A cryostat provides the optical bench of the largest digital astronomic camera
The Large Synoptic Survey Telescope (LSST) is currently under construction in Chile. The goal of this telescope is to conduct "a 10-year survey of the sky that will deliver a 200 petabyte set of images and data products that
will address some of the most pressing questions about the structure and
evolution of the universe and the objects in it"1. The telescope site is in Chile.
It will be equipped with a special 8.4 meters mirror creating a wide field of view and a 3200 megapixel camera which must produce data of extremely high quality with minimal downtime and maintenance. In order to build this camera, the engineers and scientists at the Department of Energy's SLAC National Accelerator Laboratory at first completed a clean room in May 20152. A clean room is a facility designed to maintain extremely low levels of particles such as dust. Having a clean environment for the assembly of the camera was necessary to prevent dust settling on the image sensors, which would degrade the quality of the precision device.
On August 22, 2018, the Cryogenic Society of America published an article3 explaining that the optical bench of the camera is provided by a cryostat that keeps the large focal plane while cooling it to -101°C. It also provides cooling up to -34°C for the sensors' readout electronics. This cryostat has just been completed and delivered.

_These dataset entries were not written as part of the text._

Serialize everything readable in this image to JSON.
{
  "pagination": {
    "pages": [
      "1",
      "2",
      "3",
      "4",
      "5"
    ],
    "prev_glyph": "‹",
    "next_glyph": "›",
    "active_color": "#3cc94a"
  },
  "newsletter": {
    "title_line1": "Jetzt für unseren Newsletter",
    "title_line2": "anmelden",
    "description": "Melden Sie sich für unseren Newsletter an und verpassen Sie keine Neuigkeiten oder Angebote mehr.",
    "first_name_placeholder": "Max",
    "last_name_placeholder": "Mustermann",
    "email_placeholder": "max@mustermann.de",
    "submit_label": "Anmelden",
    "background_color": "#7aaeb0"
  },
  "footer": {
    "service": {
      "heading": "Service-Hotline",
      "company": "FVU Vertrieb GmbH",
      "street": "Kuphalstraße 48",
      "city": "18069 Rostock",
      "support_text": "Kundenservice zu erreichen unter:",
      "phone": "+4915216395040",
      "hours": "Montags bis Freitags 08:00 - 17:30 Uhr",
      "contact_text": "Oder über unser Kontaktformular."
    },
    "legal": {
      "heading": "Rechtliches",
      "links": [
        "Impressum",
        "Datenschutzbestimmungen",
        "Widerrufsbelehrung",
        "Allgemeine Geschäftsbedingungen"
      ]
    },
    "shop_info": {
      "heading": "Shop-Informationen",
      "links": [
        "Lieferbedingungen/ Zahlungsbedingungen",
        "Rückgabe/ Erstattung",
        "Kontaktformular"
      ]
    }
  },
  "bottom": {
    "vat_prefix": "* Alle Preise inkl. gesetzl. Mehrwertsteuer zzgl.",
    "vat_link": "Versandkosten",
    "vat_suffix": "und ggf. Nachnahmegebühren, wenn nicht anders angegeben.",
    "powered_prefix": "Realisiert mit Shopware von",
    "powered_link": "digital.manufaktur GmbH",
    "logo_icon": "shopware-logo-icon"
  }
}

1 LSST website. Available following this link.
2 SLAC. Construction of LSST clean room at SLAC completed. In: SLAC website [online]. Available following this link.
3 Cryogenic Society of America. One cool camera: LSST’s cryostat assembly completed. In: Cryogenic Society of America website [online]. Available following this link.